Filter the entries below down to the lines that hold "number".

## Data to use
>>>>>
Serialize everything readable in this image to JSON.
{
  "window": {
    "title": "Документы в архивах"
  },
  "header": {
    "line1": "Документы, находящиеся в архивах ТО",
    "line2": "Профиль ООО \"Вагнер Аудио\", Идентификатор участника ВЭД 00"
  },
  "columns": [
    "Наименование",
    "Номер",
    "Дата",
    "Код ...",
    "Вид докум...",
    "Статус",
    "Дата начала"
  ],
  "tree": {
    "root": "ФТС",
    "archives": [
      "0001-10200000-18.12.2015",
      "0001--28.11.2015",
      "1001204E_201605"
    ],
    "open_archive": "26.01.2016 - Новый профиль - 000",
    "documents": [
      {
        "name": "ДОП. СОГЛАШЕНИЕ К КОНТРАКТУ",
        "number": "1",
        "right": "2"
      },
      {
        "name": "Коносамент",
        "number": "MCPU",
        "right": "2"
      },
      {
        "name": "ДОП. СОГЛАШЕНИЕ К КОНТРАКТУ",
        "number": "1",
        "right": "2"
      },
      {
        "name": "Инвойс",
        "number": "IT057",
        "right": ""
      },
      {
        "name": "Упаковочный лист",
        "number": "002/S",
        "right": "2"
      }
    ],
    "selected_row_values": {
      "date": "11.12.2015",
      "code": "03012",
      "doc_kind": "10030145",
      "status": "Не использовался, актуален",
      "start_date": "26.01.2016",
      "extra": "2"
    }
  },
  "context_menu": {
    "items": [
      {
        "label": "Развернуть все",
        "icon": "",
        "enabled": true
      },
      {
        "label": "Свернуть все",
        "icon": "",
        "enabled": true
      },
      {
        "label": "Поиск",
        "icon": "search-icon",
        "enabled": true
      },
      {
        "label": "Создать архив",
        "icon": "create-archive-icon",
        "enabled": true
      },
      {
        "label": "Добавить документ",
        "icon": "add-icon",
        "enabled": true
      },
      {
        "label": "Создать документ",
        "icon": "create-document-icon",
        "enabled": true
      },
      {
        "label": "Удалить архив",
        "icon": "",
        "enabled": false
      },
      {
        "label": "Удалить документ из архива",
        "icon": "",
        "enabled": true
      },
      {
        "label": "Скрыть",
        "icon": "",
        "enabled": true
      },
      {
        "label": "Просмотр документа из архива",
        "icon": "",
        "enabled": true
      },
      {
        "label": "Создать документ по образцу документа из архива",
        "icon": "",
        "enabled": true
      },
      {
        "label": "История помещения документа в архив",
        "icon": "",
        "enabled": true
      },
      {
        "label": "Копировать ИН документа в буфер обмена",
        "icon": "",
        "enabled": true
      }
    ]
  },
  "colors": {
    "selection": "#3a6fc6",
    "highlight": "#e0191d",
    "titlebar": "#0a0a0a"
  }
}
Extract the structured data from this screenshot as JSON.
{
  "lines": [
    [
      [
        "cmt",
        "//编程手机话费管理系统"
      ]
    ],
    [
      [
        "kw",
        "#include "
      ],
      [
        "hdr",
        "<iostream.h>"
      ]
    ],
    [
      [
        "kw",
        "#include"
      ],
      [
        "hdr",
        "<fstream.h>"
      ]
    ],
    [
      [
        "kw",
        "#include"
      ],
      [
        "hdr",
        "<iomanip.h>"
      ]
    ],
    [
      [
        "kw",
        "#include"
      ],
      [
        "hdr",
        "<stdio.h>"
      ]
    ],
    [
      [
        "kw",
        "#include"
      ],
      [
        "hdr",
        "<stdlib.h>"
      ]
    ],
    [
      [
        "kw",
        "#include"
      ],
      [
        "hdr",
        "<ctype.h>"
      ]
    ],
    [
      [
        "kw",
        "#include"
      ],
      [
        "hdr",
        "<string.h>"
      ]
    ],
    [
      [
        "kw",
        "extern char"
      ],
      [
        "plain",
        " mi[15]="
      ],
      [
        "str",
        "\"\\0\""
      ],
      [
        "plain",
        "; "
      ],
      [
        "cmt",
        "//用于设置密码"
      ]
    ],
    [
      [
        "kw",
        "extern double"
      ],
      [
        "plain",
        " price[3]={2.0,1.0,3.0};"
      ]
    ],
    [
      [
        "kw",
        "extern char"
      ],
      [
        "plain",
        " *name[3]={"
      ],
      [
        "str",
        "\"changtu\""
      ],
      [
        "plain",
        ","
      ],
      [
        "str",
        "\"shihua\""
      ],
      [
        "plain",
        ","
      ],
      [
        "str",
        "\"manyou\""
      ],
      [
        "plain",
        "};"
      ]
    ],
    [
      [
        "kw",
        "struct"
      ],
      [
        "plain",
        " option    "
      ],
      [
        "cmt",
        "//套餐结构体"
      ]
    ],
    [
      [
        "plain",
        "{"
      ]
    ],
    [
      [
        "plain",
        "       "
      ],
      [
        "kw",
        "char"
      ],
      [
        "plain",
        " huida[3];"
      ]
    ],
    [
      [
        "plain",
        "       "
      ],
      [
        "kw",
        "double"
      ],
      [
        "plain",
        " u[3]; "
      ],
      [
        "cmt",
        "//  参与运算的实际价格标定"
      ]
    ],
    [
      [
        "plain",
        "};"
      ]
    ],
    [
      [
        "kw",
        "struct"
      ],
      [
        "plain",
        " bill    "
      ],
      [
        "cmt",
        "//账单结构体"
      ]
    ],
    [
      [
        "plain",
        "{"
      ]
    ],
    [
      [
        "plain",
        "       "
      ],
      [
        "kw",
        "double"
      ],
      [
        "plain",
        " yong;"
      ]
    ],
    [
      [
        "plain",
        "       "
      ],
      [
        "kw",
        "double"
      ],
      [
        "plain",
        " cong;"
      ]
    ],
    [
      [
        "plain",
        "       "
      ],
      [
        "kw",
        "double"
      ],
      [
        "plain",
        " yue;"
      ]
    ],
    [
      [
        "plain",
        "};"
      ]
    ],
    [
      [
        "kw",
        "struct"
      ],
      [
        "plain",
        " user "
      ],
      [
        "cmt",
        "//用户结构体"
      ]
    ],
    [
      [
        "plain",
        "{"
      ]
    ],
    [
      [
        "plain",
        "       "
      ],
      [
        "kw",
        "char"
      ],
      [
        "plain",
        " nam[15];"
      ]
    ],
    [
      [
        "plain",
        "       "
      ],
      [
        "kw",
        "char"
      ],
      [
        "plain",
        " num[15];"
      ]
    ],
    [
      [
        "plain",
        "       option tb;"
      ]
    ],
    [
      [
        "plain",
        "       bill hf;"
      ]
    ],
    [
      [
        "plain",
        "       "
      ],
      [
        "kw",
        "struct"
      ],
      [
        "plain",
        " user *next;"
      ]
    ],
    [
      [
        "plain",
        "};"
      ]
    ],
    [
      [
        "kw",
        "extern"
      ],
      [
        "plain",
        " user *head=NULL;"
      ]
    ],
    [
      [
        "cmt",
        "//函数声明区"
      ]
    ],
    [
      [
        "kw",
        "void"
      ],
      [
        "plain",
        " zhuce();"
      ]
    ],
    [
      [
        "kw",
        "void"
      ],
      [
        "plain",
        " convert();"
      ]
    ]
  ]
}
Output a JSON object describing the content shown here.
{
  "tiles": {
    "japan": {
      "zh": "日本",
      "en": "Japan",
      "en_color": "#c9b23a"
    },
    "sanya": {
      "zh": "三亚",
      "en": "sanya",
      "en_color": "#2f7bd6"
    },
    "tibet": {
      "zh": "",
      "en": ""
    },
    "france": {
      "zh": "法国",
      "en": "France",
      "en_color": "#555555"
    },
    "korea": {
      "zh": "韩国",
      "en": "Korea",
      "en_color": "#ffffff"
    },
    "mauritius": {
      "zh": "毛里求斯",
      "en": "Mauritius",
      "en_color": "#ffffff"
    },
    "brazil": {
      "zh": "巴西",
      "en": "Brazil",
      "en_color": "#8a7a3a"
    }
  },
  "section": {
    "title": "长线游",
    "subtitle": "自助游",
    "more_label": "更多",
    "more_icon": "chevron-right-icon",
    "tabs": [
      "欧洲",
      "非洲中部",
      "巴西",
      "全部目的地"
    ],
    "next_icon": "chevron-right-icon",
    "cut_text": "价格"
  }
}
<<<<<
## Solution for this task
        "number": "1",
        "number": "MCPU",
        "number": "1",
        "number": "IT057",
        "number": "002/S",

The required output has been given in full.